What is death? Or more importantly, what does it really mean to die? Doctors and nurses confront mortality every day at work, but so does everyone else who lives—or rather, exists—in the present. Death is often considered a taboo subject, and to those who have never experienced it up close, death may seem like an intangible yet inevasible reality. A few brave souls walking their final journey have documented the transition from being “alive” to “lifeless”—literally when breath becomes air—including the sociology professor Morrie Schwartz, author Amy Rosenthal, and neurosurgeon Dr. Paul Kalanithi. In their words, they address the questions: what happens when you realize that your time is finite? How would you live tomorrow differently?
“To live is the rarest thing in the world; most people exist, that is all.” -Oscar Wilde
Dr. Morrie Schwartz, who preferred to be called “Morrie”, was a sociology professor at Brandeis University until 1994, when he was diagnosed with ALS and given a prognosis of 12-18 months. Mitch Albom, a former student of Morrie’s, rediscovered his old professor during an interview with Ted Koppel on Nightline. In a series of visits collectively published in Albom’s bestseller Tuesdays with Morrie, the pair explored a variety of topics including forgiveness, aging, and regret. Despite losing the freedom to enjoy simple, everyday pleasures, Morrie bravely approached his disease with defiance and acceptance—defiance of ALS’s threat to rob him of his dignity, and acceptance of death’s inevitability. An interesting analogy he presented was that of a little bird on his shoulder, symbolic of his self-consciousness, which he asked every day “Will you sing your last note today?” Morrie’s sobering acknowledgement of the fine line between life and death motivated him to live the remainder of his life fully, and he summed this up in a quote: “When you learn how to die, you learn how to live.”
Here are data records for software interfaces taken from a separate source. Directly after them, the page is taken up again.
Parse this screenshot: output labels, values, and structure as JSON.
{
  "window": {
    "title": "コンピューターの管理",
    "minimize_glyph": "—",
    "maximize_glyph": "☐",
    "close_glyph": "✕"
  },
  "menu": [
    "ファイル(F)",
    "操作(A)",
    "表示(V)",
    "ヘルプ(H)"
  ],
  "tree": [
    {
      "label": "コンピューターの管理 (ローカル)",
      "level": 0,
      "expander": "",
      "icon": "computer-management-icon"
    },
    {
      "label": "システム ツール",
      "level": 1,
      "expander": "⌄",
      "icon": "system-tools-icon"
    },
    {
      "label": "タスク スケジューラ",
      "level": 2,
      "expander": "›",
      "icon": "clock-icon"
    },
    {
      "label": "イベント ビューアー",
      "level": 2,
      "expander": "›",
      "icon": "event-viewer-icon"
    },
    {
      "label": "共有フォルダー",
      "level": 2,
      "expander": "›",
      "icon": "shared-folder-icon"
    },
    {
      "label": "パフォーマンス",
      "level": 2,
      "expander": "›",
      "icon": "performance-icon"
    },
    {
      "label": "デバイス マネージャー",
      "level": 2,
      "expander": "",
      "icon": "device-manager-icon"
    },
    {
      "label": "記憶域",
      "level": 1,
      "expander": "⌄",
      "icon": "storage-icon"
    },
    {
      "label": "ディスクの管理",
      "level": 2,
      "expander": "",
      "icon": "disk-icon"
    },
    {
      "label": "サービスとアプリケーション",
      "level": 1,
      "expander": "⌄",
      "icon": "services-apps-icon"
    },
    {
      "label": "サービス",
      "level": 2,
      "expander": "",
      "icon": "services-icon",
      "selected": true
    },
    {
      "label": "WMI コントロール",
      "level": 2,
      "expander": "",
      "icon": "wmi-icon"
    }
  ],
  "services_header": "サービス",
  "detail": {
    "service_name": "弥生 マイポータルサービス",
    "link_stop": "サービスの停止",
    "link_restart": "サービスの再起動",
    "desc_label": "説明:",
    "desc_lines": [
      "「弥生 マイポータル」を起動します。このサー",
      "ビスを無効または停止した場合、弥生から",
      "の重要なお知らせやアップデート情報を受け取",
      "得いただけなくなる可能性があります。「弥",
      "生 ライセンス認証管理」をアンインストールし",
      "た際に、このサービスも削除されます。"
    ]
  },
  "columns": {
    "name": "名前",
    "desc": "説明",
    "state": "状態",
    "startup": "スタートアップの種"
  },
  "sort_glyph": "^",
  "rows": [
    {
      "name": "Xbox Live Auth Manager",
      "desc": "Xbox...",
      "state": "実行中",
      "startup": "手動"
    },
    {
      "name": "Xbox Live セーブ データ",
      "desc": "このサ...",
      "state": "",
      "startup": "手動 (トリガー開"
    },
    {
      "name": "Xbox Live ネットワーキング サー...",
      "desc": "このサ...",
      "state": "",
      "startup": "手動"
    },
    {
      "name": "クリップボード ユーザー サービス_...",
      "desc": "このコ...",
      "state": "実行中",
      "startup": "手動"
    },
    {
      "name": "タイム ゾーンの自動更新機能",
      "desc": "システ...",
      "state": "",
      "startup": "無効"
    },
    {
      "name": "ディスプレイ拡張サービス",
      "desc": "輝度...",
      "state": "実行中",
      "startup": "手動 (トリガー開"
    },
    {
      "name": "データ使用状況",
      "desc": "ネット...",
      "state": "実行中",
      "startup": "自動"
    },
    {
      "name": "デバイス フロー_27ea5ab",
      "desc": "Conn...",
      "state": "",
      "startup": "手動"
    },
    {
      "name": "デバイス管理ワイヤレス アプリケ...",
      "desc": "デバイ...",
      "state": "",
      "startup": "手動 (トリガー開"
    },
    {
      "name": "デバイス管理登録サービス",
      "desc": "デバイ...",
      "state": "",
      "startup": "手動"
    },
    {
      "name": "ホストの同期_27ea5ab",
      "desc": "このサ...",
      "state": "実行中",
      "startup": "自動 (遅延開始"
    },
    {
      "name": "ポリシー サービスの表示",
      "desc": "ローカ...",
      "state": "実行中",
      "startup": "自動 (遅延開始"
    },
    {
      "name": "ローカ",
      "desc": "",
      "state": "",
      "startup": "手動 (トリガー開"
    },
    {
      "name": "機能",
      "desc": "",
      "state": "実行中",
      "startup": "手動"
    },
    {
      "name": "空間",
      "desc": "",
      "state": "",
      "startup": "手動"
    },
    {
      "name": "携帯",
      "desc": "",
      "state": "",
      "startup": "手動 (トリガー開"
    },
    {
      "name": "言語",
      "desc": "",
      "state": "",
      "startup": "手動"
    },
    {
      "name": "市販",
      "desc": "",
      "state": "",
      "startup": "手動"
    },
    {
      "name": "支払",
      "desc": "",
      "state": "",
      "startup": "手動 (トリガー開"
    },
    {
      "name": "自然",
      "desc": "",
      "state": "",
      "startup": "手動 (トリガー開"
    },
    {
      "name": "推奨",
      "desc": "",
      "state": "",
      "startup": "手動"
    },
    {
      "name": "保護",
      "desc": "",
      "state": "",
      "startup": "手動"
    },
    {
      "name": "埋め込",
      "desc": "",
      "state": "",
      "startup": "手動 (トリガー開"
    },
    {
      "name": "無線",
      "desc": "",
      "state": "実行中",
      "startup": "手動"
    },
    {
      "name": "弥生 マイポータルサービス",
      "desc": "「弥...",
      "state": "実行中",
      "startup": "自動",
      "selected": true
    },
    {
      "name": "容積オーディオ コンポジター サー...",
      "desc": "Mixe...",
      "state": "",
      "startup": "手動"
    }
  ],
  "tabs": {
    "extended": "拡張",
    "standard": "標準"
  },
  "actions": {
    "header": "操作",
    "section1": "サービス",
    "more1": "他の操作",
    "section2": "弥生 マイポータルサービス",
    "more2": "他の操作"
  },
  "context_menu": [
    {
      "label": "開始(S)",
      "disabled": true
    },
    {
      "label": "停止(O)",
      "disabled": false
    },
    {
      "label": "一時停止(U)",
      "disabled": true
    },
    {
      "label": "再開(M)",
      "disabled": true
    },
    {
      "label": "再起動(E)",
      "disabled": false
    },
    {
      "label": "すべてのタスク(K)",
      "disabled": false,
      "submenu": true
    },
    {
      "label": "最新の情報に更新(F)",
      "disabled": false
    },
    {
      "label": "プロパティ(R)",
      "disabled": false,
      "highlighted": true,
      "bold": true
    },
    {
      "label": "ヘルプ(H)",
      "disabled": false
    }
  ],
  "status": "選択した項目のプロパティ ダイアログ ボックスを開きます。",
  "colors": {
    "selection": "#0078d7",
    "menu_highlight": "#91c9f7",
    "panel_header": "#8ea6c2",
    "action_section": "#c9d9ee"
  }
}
Another exemplar of a brave soul is Amy Rosenthal, a prolific writer of children’s books and a poignant memoirist who recently passed away from terminal ovarian cancer. A mere 10 days before she took her last breath, Amy wrote a bittersweet paean titled “You May Want to Marry my Husband” on the New York Times’ “Modern Love” column. Humorous yet endearing, she lauds her spouse of 26 years while facing her imminent demise. What strikes me as most heartwarming is her cheerfulness amidst the pain—her ability to remain spirited despite having her energy “drained by morphine and a lack of cheeseburgers”. Reading her letter, one experiences the pressing time limit that Amy faces, a person who loves life as much as anyone else, who “wants more time with her husband, more time with her children, more time sipping martinis at the Green Mill Jazz Club on Thursdays nights—but that is not going to happen”. Her optimism and sincere anticipation for her loved ones’ new lives are admirable qualities, rarely seen even in the disease-free public; must it take death to highlight such simple yet integral values?
Personally, the narrative I found most compelling was Dr. Paul Kalanithi’s, a neurosurgery resident who diagnosed himself with stage IV lung cancer at 37. Paul was at the prime of his life: he had acquired a B.A. in literature, an M.A. in Philosophy, and an M.D. at Stanford, Cambridge, and Yale respectively; he was happily married and looked forward to starting a family; he was the archetype of a medical humanities enthusiast. In his memoir When Breath Becomes Air, Kalanithi eloquently tells the story of how, like many students, he had “postponed learning how to live while pursuing a career”. As his perspective shifted from a physician’s to a patient’s, he notes with chagrin how communication breaks down between the two—he was often treated as a “problem” by inexperienced interns, even dehumanized. In his new role as a patient, he eventually stopped flipping through CT scans and instead began asking “who will I be, and for how long? What does the future even mean anymore?” His story was abruptly cut short 2 years ago in March, but in his final great contribution to the humanities, Kalanithi immortalizes the beauty of medicine and life, urging us to continue pursuing what makes life truly meaningful.
Death and dying are topics that should be openly recognized, discussed, and accepted between doctors, patients, and their families. Reflections on the implications of diagnoses, the “human” part of any disease, is often of far greater value to patients compared to the facts and figures (stats and scans) that are thrown at them in a disorienting manner. In the end, as Dr. Kalanithi expresses beautifully: “When you come to one of the many moments in life when you must give an account of yourself, provide a ledger of what you have been, and done, and meant to the world, do not, I pray, discount that you filled a dying man’s days with a sated joy, a joy unknown to me in all my prior years, a joy that does not hunger for more and more, but rests, satisfied. In this time, right now, that is an enormous thing.”